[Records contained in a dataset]
┄┄┄┄┄┄┄┄┄┄
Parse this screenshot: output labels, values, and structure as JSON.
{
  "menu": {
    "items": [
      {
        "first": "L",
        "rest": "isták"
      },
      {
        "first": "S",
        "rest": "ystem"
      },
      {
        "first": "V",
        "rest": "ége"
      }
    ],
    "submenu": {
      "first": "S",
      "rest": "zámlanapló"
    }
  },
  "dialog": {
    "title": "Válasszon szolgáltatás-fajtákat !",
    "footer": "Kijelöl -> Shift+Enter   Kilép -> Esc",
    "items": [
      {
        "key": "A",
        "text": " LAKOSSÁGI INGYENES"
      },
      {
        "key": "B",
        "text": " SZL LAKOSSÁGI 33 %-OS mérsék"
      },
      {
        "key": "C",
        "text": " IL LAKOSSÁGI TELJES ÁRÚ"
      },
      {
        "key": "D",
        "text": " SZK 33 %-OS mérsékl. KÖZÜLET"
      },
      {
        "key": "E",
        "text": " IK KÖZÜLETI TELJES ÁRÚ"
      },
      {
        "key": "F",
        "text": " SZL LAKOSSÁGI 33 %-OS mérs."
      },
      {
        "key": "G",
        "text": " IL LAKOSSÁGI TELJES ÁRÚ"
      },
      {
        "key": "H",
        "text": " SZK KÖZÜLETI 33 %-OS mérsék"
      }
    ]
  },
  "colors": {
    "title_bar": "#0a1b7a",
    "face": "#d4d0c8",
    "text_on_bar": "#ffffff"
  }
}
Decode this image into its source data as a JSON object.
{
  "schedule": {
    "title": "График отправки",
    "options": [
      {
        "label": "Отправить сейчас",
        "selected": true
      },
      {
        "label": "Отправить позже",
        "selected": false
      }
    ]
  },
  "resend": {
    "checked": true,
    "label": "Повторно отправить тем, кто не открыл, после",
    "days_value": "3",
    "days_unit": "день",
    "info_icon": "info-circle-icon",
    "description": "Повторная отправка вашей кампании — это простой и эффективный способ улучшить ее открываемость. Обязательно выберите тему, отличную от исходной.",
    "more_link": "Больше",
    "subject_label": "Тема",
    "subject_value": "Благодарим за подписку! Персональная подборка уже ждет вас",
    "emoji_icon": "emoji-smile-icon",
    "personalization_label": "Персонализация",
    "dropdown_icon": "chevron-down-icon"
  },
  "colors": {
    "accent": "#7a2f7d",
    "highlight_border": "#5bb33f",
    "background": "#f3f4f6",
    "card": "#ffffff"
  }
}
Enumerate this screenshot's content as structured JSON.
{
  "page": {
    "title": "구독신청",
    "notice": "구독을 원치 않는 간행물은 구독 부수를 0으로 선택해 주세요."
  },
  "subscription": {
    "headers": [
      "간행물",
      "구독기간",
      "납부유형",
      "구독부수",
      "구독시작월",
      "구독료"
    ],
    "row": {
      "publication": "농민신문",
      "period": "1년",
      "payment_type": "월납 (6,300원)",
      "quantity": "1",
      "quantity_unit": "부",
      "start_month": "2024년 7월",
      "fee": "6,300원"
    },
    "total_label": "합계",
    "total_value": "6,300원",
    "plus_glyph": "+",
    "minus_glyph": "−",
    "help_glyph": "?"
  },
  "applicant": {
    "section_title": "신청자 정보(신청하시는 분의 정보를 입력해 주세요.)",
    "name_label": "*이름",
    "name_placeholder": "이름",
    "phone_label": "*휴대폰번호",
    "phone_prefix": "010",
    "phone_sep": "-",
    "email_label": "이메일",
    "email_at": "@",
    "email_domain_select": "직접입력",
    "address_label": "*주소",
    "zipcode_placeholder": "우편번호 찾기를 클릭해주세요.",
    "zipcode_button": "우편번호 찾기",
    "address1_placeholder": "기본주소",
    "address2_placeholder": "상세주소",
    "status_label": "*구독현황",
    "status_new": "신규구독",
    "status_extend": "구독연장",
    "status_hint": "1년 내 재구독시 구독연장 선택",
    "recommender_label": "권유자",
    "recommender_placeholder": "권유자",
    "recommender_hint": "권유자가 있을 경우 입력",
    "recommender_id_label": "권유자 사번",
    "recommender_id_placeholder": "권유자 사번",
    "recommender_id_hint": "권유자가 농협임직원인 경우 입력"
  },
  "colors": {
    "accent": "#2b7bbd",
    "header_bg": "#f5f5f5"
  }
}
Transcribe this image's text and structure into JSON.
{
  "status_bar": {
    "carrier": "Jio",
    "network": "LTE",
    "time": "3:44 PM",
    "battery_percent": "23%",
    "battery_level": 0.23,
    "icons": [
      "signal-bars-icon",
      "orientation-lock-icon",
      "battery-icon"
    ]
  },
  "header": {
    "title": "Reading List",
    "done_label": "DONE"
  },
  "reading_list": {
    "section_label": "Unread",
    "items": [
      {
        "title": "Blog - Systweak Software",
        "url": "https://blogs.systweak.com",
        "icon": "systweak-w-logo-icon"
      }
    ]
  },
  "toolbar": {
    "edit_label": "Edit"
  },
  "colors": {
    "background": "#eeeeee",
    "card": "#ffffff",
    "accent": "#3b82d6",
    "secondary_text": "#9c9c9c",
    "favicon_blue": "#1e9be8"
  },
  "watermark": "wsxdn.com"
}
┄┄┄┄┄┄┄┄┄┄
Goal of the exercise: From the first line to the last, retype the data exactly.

Response box:
Parse this screenshot: output labels, values, and structure as JSON.
{
  "menu": {
    "items": [
      {
        "first": "L",
        "rest": "isták"
      },
      {
        "first": "S",
        "rest": "ystem"
      },
      {
        "first": "V",
        "rest": "ége"
      }
    ],
    "submenu": {
      "first": "S",
      "rest": "zámlanapló"
    }
  },
  "dialog": {
    "title": "Válasszon szolgáltatás-fajtákat !",
    "footer": "Kijelöl -> Shift+Enter   Kilép -> Esc",
    "items": [
      {
        "key": "A",
        "text": " LAKOSSÁGI INGYENES"
      },
      {
        "key": "B",
        "text": " SZL LAKOSSÁGI 33 %-OS mérsék"
      },
      {
        "key": "C",
        "text": " IL LAKOSSÁGI TELJES ÁRÚ"
      },
      {
        "key": "D",
        "text": " SZK 33 %-OS mérsékl. KÖZÜLET"
      },
      {
        "key": "E",
        "text": " IK KÖZÜLETI TELJES ÁRÚ"
      },
      {
        "key": "F",
        "text": " SZL LAKOSSÁGI 33 %-OS mérs."
      },
      {
        "key": "G",
        "text": " IL LAKOSSÁGI TELJES ÁRÚ"
      },
      {
        "key": "H",
        "text": " SZK KÖZÜLETI 33 %-OS mérsék"
      }
    ]
  },
  "colors": {
    "title_bar": "#0a1b7a",
    "face": "#d4d0c8",
    "text_on_bar": "#ffffff"
  }
}
Decode this image into its source data as a JSON object.
{
  "schedule": {
    "title": "График отправки",
    "options": [
      {
        "label": "Отправить сейчас",
        "selected": true
      },
      {
        "label": "Отправить позже",
        "selected": false
      }
    ]
  },
  "resend": {
    "checked": true,
    "label": "Повторно отправить тем, кто не открыл, после",
    "days_value": "3",
    "days_unit": "день",
    "info_icon": "info-circle-icon",
    "description": "Повторная отправка вашей кампании — это простой и эффективный способ улучшить ее открываемость. Обязательно выберите тему, отличную от исходной.",
    "more_link": "Больше",
    "subject_label": "Тема",
    "subject_value": "Благодарим за подписку! Персональная подборка уже ждет вас",
    "emoji_icon": "emoji-smile-icon",
    "personalization_label": "Персонализация",
    "dropdown_icon": "chevron-down-icon"
  },
  "colors": {
    "accent": "#7a2f7d",
    "highlight_border": "#5bb33f",
    "background": "#f3f4f6",
    "card": "#ffffff"
  }
}
Enumerate this screenshot's content as structured JSON.
{
  "page": {
    "title": "구독신청",
    "notice": "구독을 원치 않는 간행물은 구독 부수를 0으로 선택해 주세요."
  },
  "subscription": {
    "headers": [
      "간행물",
      "구독기간",
      "납부유형",
      "구독부수",
      "구독시작월",
      "구독료"
    ],
    "row": {
      "publication": "농민신문",
      "period": "1년",
      "payment_type": "월납 (6,300원)",
      "quantity": "1",
      "quantity_unit": "부",
      "start_month": "2024년 7월",
      "fee": "6,300원"
    },
    "total_label": "합계",
    "total_value": "6,300원",
    "plus_glyph": "+",
    "minus_glyph": "−",
    "help_glyph": "?"
  },
  "applicant": {
    "section_title": "신청자 정보(신청하시는 분의 정보를 입력해 주세요.)",
    "name_label": "*이름",
    "name_placeholder": "이름",
    "phone_label": "*휴대폰번호",
    "phone_prefix": "010",
    "phone_sep": "-",
    "email_label": "이메일",
    "email_at": "@",
    "email_domain_select": "직접입력",
    "address_label": "*주소",
    "zipcode_placeholder": "우편번호 찾기를 클릭해주세요.",
    "zipcode_button": "우편번호 찾기",
    "address1_placeholder": "기본주소",
    "address2_placeholder": "상세주소",
    "status_label": "*구독현황",
    "status_new": "신규구독",
    "status_extend": "구독연장",
    "status_hint": "1년 내 재구독시 구독연장 선택",
    "recommender_label": "권유자",
    "recommender_placeholder": "권유자",
    "recommender_hint": "권유자가 있을 경우 입력",
    "recommender_id_label": "권유자 사번",
    "recommender_id_placeholder": "권유자 사번",
    "recommender_id_hint": "권유자가 농협임직원인 경우 입력"
  },
  "colors": {
    "accent": "#2b7bbd",
    "header_bg": "#f5f5f5"
  }
}
Transcribe this image's text and structure into JSON.
{
  "status_bar": {
    "carrier": "Jio",
    "network": "LTE",
    "time": "3:44 PM",
    "battery_percent": "23%",
    "battery_level": 0.23,
    "icons": [
      "signal-bars-icon",
      "orientation-lock-icon",
      "battery-icon"
    ]
  },
  "header": {
    "title": "Reading List",
    "done_label": "DONE"
  },
  "reading_list": {
    "section_label": "Unread",
    "items": [
      {
        "title": "Blog - Systweak Software",
        "url": "https://blogs.systweak.com",
        "icon": "systweak-w-logo-icon"
      }
    ]
  },
  "toolbar": {
    "edit_label": "Edit"
  },
  "colors": {
    "background": "#eeeeee",
    "card": "#ffffff",
    "accent": "#3b82d6",
    "secondary_text": "#9c9c9c",
    "favicon_blue": "#1e9be8"
  },
  "watermark": "wsxdn.com"
}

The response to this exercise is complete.